[Task goal]:
All lines with the word "return" are to be found and copied from the listing.
___ Supplied material ___
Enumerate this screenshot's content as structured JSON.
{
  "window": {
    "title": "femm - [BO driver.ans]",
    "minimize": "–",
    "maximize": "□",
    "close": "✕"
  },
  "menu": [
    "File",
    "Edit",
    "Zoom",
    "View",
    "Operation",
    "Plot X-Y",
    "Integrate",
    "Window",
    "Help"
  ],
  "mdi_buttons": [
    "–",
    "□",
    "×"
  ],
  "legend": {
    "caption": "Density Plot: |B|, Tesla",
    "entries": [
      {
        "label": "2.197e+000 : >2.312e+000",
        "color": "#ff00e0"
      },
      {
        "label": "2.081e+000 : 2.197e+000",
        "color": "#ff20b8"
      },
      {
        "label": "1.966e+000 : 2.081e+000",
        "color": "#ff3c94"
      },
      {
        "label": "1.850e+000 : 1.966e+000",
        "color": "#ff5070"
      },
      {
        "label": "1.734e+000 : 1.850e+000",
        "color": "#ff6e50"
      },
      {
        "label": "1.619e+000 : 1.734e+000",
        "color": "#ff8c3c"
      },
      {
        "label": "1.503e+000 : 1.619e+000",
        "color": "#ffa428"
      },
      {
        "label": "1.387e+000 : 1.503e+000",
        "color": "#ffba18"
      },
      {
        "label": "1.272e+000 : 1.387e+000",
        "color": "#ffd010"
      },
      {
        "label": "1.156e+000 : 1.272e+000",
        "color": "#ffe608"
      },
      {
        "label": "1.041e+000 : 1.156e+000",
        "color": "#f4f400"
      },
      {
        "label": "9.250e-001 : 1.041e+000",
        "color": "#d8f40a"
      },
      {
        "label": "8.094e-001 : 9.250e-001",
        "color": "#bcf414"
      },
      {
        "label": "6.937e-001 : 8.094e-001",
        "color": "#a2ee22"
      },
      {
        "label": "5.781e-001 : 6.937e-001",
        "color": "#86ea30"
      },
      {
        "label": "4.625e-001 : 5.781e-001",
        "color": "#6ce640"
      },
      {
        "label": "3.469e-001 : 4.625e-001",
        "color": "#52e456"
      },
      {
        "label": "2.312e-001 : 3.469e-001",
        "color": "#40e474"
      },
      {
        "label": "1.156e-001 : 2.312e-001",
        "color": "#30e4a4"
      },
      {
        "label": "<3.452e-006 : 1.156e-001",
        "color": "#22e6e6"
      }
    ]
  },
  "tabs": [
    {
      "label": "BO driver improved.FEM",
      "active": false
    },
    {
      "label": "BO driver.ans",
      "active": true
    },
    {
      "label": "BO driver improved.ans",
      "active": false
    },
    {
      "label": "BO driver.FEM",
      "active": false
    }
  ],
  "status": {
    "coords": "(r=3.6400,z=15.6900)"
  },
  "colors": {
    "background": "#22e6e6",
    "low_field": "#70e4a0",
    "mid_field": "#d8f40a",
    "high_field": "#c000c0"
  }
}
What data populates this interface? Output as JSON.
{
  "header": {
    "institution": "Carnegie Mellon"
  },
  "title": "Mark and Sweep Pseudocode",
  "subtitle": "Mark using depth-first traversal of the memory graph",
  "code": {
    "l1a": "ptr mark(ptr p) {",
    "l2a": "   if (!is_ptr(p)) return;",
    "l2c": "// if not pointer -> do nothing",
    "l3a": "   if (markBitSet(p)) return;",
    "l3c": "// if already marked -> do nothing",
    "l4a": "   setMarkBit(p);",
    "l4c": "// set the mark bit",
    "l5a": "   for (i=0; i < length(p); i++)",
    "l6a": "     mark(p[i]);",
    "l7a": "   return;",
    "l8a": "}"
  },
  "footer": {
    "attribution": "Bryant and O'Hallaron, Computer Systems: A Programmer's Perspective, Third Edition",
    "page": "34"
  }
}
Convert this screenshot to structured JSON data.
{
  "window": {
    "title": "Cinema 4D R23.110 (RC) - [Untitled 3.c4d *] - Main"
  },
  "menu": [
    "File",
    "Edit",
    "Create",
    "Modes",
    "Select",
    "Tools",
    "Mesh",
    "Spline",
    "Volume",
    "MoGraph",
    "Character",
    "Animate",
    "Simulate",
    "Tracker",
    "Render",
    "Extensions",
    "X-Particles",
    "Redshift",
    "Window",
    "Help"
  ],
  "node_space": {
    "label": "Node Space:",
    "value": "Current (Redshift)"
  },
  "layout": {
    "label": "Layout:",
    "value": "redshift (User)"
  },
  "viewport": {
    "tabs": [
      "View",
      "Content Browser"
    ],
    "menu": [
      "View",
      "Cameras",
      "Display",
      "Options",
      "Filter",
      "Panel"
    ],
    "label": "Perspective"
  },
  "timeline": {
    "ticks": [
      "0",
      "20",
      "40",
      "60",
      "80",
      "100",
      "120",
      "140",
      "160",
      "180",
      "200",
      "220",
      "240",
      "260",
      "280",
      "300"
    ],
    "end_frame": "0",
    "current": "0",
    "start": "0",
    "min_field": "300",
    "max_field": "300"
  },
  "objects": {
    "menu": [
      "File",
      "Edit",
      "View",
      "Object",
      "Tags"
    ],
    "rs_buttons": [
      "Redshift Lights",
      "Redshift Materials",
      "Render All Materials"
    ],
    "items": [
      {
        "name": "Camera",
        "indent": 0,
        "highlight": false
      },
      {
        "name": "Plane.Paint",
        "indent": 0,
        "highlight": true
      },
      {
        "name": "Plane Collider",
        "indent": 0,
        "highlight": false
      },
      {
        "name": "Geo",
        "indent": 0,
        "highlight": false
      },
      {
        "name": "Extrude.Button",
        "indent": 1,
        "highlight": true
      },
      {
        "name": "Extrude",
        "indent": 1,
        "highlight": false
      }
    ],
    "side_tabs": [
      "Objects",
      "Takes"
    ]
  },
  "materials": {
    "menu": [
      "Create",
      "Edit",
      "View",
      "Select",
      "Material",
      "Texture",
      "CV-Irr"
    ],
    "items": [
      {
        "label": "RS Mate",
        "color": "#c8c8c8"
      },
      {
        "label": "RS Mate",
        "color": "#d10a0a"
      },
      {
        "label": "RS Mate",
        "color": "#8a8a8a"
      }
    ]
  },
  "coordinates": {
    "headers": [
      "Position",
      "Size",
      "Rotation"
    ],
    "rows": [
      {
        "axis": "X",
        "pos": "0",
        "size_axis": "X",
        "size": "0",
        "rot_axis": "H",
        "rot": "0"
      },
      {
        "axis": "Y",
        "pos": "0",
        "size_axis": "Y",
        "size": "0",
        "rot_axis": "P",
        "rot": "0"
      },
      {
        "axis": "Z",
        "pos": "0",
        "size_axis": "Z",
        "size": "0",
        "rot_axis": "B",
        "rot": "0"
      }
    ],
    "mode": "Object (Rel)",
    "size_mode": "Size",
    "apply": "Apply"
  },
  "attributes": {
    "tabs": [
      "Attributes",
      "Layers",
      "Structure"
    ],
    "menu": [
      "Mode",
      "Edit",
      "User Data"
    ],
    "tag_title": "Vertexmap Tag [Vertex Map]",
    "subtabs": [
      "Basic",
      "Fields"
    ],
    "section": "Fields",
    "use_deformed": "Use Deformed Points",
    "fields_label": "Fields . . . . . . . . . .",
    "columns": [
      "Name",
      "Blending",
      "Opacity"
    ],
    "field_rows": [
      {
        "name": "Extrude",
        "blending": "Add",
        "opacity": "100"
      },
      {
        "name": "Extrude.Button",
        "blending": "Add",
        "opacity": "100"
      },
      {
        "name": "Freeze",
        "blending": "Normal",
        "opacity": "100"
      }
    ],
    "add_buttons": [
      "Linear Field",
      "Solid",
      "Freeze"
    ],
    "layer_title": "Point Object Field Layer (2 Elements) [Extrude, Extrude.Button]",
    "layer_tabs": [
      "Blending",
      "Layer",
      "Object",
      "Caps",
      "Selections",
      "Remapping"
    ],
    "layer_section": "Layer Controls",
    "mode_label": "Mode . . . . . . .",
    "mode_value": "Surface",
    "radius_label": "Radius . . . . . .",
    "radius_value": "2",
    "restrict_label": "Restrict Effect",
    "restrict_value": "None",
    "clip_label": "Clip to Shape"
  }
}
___
[Your solution]:
    "l2a": "   if (!is_ptr(p)) return;",
    "l3a": "   if (markBitSet(p)) return;",
    "l7a": "   return;",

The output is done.